WHAT IS REQUIRED:
Track down every line below that holds "icon" and copy it.
------------------------------
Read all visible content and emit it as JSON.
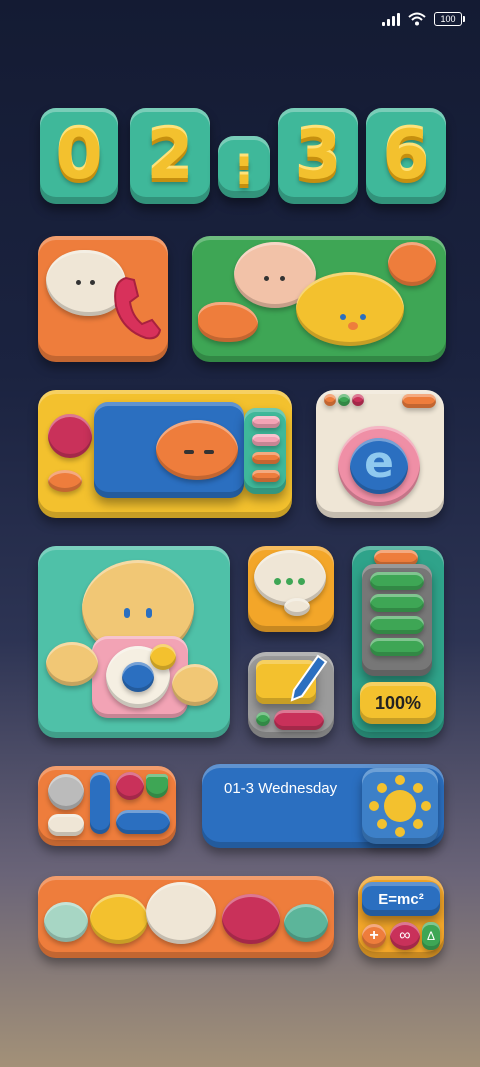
{
  "status_bar": {
    "signal_icon": "signal-bars-icon",
    "wifi_icon": "wifi-icon",
    "battery_level": "100"
  },
  "clock": {
    "hour_tens": "0",
    "hour_ones": "2",
    "separator": ":",
    "minute_tens": "3",
    "minute_ones": "6"
  },
  "widgets": {
    "date_text": "01-3 Wednesday",
    "battery_percent": "100%",
    "formula": "E=mc²",
    "plus_symbol": "+",
    "infinity_symbol": "∞",
    "delta_symbol": "Δ",
    "browser_letter": "e"
  },
  "colors": {
    "teal": "#3fb89a",
    "yellow": "#f3c12e",
    "orange": "#ee7d3c",
    "green": "#3ea655",
    "blue": "#2b6fc0",
    "cream": "#efe6d6"
  }
}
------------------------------
TASK RESPONSE:
    "signal_icon": "signal-bars-icon",
    "wifi_icon": "wifi-icon",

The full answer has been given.